Start of Data in this exercise
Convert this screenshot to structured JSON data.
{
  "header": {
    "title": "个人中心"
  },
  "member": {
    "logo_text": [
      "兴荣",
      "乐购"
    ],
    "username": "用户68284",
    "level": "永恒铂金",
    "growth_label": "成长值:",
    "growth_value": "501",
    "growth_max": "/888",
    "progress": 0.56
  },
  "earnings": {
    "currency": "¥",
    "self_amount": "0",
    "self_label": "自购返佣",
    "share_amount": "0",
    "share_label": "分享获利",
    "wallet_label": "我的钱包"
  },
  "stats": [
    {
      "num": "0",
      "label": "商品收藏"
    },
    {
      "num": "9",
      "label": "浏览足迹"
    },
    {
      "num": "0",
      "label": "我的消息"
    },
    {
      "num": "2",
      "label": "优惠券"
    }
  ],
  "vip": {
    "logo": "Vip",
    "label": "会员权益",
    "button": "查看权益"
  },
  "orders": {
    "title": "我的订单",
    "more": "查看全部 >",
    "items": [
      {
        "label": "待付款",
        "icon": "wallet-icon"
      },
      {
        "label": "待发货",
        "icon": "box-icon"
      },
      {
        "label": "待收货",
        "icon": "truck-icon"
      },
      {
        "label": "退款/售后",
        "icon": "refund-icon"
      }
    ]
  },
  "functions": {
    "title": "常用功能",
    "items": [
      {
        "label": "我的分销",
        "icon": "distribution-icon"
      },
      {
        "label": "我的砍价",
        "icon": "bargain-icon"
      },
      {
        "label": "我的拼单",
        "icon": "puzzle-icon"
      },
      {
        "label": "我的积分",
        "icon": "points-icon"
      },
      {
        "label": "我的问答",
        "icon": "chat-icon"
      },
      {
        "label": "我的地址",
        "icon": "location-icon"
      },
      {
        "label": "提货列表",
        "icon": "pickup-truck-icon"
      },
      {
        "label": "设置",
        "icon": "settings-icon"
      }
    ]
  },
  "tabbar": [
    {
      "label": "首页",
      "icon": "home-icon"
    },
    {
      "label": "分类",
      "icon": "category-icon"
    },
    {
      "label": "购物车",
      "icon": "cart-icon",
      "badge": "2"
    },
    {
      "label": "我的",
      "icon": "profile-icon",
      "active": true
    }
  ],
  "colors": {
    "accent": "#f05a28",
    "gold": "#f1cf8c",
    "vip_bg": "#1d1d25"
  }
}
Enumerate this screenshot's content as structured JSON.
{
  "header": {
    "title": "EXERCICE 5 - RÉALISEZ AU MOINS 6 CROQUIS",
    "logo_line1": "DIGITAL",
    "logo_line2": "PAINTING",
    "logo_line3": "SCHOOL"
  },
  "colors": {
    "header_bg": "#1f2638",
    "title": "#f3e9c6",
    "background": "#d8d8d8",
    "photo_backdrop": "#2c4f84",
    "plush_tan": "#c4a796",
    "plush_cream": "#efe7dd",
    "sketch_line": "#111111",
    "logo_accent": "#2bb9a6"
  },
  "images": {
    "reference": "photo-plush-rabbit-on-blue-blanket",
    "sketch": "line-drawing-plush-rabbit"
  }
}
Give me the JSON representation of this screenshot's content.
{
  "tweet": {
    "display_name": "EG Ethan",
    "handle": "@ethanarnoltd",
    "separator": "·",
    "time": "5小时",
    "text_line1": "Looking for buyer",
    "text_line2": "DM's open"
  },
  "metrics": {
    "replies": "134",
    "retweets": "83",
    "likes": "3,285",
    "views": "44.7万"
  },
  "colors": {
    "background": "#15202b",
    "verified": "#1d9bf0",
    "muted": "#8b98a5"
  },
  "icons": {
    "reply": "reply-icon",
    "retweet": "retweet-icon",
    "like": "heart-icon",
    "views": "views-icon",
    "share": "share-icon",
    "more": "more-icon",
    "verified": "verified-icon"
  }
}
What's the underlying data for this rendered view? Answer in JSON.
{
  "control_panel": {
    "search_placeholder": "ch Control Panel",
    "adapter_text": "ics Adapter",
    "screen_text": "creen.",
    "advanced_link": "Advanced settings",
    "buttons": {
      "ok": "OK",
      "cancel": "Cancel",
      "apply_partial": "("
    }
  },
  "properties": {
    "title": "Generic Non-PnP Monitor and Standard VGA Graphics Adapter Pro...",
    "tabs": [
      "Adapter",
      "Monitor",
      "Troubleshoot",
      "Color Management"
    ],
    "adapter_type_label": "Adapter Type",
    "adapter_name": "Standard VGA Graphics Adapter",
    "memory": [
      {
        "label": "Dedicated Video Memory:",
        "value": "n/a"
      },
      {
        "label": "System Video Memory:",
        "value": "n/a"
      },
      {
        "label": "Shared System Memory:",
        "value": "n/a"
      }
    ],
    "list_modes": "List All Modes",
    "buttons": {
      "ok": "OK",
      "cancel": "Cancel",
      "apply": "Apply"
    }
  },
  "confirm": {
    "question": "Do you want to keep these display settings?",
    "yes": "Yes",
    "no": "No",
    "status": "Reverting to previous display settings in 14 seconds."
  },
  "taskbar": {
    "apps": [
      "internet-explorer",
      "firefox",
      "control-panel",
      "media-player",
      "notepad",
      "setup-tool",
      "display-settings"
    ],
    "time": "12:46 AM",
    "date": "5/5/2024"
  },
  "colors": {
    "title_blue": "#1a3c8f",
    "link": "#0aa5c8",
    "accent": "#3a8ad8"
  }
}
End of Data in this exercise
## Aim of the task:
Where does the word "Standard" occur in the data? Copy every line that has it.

## Solution for this problem:
    "title": "Generic Non-PnP Monitor and Standard VGA Graphics Adapter Pro...",
    "adapter_name": "Standard VGA Graphics Adapter",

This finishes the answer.